Context: Adrenocortical carcinoma (ACC) is a rare endocrine malignancy with a poor prognosis. Although the majority of childhood ACC arises in the context of inherited cancer susceptibility syndromes, it remains less clear whether a hereditary tumour predisposition exists for the development of ACC in adults. Here, we report the first occurrence of familial ACC in a kindred with Lynch syndrome due to a pathogenic germline MSH2 mutation. Case: A 54-year-old female, with a history of ovarian and colorectal malignancy, was found to have an ACC. A detailed family history revealed her mother had died of ACC and her sister had previously been diagnosed with endometrial and colorectal cancers. A unifying diagnosis of Lynch syndrome was considered, and immunohistochemical analyses demonstrated loss of MSH2 and MSH6 expression in both adrenocortical carcinomas (proband and her mother), and in the endometrial carcinoma of her sister.

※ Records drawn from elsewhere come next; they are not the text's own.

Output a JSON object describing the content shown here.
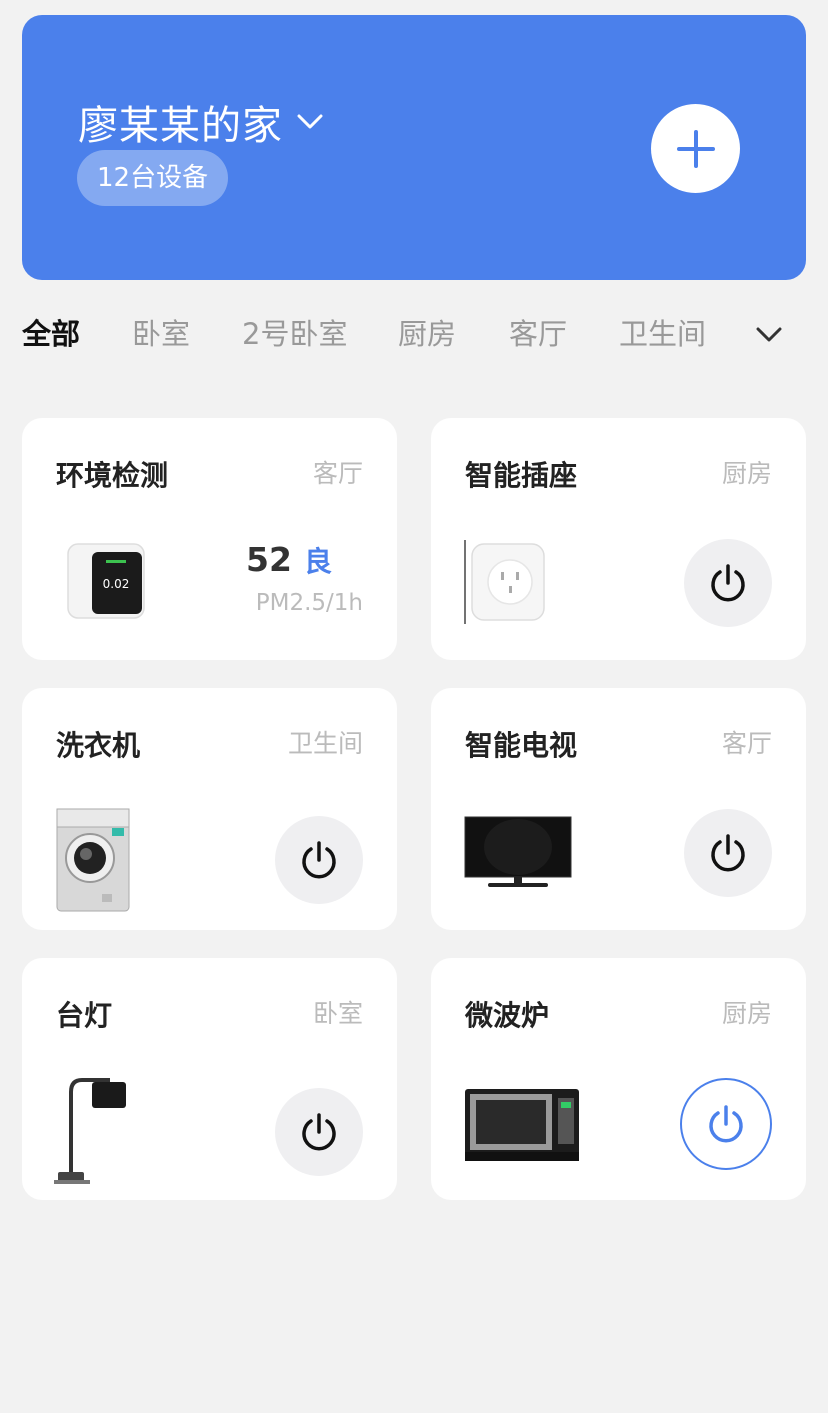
{
  "header": {
    "home_name": "廖某某的家",
    "device_count": "12台设备",
    "chevron_icon": "chevron-down-icon",
    "add_icon": "plus-icon",
    "color": "#4b80eb"
  },
  "tabs": {
    "items": [
      {
        "label": "全部",
        "active": true
      },
      {
        "label": "卧室",
        "active": false
      },
      {
        "label": "2号卧室",
        "active": false
      },
      {
        "label": "厨房",
        "active": false
      },
      {
        "label": "客厅",
        "active": false
      },
      {
        "label": "卫生间",
        "active": false
      }
    ],
    "more_icon": "chevron-down-icon"
  },
  "devices": [
    {
      "name": "环境检测",
      "room": "客厅",
      "value": "52",
      "level": "良",
      "unit": "PM2.5/1h",
      "icon": "air-monitor-icon"
    },
    {
      "name": "智能插座",
      "room": "厨房",
      "power": "off",
      "icon": "smart-plug-icon"
    },
    {
      "name": "洗衣机",
      "room": "卫生间",
      "power": "off",
      "icon": "washing-machine-icon"
    },
    {
      "name": "智能电视",
      "room": "客厅",
      "power": "off",
      "icon": "tv-icon"
    },
    {
      "name": "台灯",
      "room": "卧室",
      "power": "off",
      "icon": "desk-lamp-icon"
    },
    {
      "name": "微波炉",
      "room": "厨房",
      "power": "on",
      "icon": "microwave-icon"
    }
  ]
}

Subsequent genetic screening confirmed the presence of a germline MSH2 mutation (resulting in deletions of exons 1–3) in the proband and her sister. Conclusion: Our findings provide strong support for the recent proposal that ACC should be considered a Lynch syndrome associated tumour and included in the Amsterdam II clinical diagnostic criteria. We also suggest that screening for ACC should be considered in cancer surveillance strategies directed at individuals with germline mutations in DNA mismatch repair genes.
adrenocortical carcinoma, Lynch syndrome, MSH2
ASP, OK and MG are supported by the National Institutes for Health Research Cambridge Biomedical Research Centre. SNZ is a Wellcome Trust Intermediate Clinical Fellow (WT100183MA). We are grateful to Dr Joan Patterson for clinical advice and Dr Erik Schoenmakers for assistance with illustrations.
National Institute for Health Research ()
External DOI: https://doi.org/10.1210/jc.2016-1460
This record's URL: https://www.repository.cam.ac.uk/handle/1810/255981